- Rare plant found in white pine and pine-hemlock forests.
Pinedrops are a rare plant of white pine and pine-hemlock woods. They are unmistakable with their unbranched rust-coloured stems that grow to one metre in height. The white urn-shaped flowers occur singly along the upper portion of the stem. As the season progresses, the flowers and stem darken in colour, although they remain apparent into late autumn and sometimes through the winter months. Pinedrops lack chlorophyll and thus do not have the typical green leaves that we expect to see on plants. Instead, they bear numerous small scale-like leaves near the base of the stem. Since they lack chlorophyll, pinedrops do not photosynthesize. In other words, they can’t use the energy from the sun to produce sugars like other plants. Rather, they depend entirely on old pine or hemlock for nutrients, linking to their root systems through a special soil fungus.
In New Brunswick, pinedrops are found only in old white pine or white pine-hemlock forests on rich soil.
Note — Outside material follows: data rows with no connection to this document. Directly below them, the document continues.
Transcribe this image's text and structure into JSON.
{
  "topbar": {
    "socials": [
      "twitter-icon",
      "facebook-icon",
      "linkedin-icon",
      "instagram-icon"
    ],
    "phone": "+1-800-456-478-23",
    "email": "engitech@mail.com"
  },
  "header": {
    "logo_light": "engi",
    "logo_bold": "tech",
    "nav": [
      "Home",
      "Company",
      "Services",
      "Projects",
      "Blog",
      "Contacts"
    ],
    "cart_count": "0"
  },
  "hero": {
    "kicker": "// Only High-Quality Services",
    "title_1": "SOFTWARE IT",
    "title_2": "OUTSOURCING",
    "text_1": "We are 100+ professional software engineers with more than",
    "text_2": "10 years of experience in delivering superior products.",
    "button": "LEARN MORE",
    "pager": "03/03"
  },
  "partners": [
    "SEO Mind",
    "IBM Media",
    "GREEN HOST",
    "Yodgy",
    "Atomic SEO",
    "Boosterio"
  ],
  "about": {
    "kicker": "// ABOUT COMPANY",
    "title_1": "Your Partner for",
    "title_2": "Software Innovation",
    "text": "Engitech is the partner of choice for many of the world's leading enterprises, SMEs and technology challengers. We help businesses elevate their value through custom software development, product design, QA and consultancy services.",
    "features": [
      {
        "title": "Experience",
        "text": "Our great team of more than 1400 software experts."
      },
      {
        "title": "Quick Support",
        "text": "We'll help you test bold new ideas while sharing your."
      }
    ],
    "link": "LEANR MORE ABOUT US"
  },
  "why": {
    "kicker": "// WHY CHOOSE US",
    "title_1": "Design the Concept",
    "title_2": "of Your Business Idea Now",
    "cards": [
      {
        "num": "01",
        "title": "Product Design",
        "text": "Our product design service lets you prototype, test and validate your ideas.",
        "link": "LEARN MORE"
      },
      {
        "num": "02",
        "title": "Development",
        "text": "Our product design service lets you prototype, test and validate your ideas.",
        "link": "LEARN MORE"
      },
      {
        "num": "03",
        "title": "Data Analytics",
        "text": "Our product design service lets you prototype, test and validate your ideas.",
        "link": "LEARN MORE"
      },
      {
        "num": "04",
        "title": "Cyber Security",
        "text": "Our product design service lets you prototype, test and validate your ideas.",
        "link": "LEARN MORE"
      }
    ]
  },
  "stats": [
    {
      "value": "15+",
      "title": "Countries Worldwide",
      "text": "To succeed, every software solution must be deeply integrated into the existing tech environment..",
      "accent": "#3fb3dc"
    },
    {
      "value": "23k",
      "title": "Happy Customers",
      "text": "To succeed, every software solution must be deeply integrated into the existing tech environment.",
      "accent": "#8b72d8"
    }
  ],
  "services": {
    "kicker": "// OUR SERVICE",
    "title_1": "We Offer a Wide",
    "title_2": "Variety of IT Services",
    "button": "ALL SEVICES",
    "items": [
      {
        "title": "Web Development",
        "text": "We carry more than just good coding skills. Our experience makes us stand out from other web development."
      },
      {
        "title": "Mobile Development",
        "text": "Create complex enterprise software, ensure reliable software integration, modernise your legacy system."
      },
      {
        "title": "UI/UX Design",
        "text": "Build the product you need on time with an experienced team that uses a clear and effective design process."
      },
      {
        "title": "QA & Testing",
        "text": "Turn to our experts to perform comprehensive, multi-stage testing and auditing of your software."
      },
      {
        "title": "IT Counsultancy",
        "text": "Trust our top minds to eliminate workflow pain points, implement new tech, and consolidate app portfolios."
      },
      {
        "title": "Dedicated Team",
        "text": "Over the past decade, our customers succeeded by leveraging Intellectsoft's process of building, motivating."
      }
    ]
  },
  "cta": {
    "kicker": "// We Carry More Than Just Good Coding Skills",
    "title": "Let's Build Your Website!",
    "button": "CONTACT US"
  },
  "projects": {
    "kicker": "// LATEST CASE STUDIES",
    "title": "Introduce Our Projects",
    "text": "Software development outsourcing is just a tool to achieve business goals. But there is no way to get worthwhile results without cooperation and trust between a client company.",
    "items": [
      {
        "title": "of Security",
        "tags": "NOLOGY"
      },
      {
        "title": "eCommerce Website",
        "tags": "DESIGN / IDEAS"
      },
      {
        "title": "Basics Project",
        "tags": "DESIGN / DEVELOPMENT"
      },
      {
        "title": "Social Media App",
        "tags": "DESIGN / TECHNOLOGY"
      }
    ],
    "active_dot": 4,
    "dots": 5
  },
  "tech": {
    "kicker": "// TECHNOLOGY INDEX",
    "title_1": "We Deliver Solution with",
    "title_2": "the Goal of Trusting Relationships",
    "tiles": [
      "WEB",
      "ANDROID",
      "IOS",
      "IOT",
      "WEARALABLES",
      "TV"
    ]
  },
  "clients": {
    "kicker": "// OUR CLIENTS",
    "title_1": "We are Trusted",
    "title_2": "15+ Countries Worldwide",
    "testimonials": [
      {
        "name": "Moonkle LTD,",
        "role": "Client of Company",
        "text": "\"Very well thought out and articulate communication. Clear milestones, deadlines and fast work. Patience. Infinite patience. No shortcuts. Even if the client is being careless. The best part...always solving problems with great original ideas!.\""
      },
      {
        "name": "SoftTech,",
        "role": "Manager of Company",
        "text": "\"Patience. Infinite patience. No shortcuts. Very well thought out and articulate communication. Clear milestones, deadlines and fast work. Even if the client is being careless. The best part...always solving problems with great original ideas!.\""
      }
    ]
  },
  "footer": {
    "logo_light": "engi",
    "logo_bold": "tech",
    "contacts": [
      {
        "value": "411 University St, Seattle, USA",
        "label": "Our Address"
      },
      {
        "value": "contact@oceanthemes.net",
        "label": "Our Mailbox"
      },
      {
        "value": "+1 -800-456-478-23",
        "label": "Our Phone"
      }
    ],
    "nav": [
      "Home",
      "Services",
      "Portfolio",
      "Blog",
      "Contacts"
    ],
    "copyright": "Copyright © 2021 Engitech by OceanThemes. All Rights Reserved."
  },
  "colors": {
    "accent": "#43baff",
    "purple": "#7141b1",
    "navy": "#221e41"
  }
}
They generally occur where the soil humus is very thick, as a result of numerous years accumulation of pine needles and other plant matter on the forest floor. Although white pine occurs throughout New Brunswick, old stands on rich soils are much less common. Minimizing disturbance to these stands is a positive step in conserving the species.
In New Brunswick, pinedrops have been recorded at roughly a half dozen sites on steep river valley slopes, in the Saint John and Restigouche systems. The species is found in other isolated sites, from northern Michigan and Wisconsin, through Ontario to Québec, New York and New England. A separate population of pinedrops is also found in the west of North America where they are more common.